A recent post on Robbie Wright's Life and Times of a CU Employee blog raised a completely separate issue for me. And it irks me whenever I see it.
Read all of the messaging on this website home page and see if you can see my pet peeve.
There is a huge disconnect between the built-in brand position set in the credit union name (Queensland Teachers' Credit Union Limited) and the tagline that attempts to reverse that built-in positioning (for teachers and anyone who has ever had one). How can you appeal to absolutely everyone with a name that is meant to appeal to a chosen few?
The very clear name states that this is a credit union specifically formed to serve teachers who live in Queensland. This is a crystal clear position that differentiates this credit union from all of its competitors.
I speculate that somewhere in the credit union's history the leadership and board determined that the credit union needed to grow in order to survive.

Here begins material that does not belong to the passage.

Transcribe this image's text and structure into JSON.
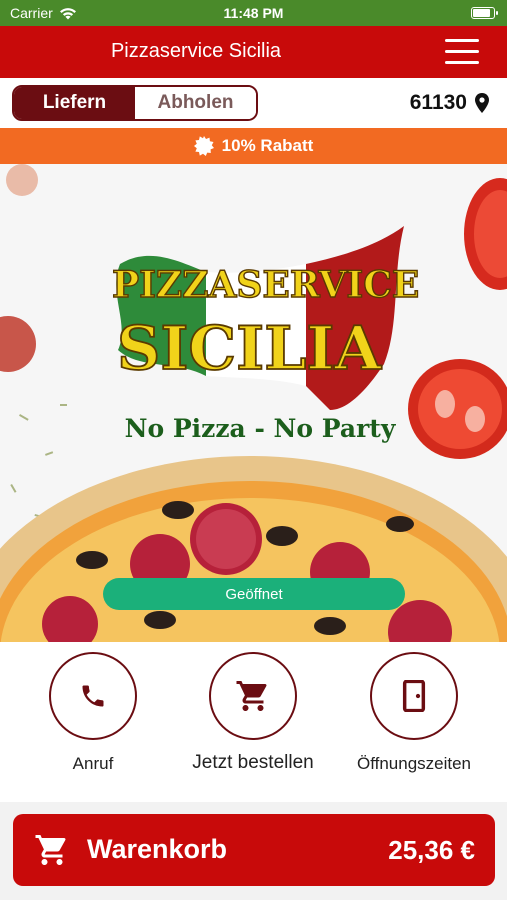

Two ways to grow:
- Become more relevant to your original field of membership
- Expand the credit union's field of membership
Before you even consider option 2, you need to exhaust the potential of option 1. Work to have your credit union resonate with the majority of your field of membership and entice your non-members within that field to become members and participate by offering unique products and services that are actually built for their unique needs. After studying the website, I do applaud Queensland Teachers' for having a dedicated tab and a number of great products just for teachers.
If you do go for option 2, you have to go all the way. You need to change your name and build a compelling brand position. Slapping on a new, completely open-ended tagline will not get the results you envisioned when you opened your bond. A brand position must be clear and avoid confusion.
Also, don't even get me started on the acronym solution. It may be easy to go with QTCU, but acronyms are cold, emotionless and easily forgotten.
The golden carrot of an unlimited position never performs like imagined. The problem with trying to appeal to everyone is you actually appeal to no one. And if you do attempt to appeal to everyone, at least avoid confusion in your name and tagline. It's never a great strategy to weaken your unique brand position to the point of confusion.
P.S. If you found this unusually harsh for my blog posts, I apologize. This is a huge pet peeve of mine.
It is not my practice to dump on credit union marketing and branding. I think we are all in this together and there are enough blogs that throw out negative energy just to generate traffic and comments. I am using Queensland Teachers' Credit Union Limited as an example to help illustrate a point that applies to credit unions in transition from closed bond (limited fields of membership) to open bond (community charter fields).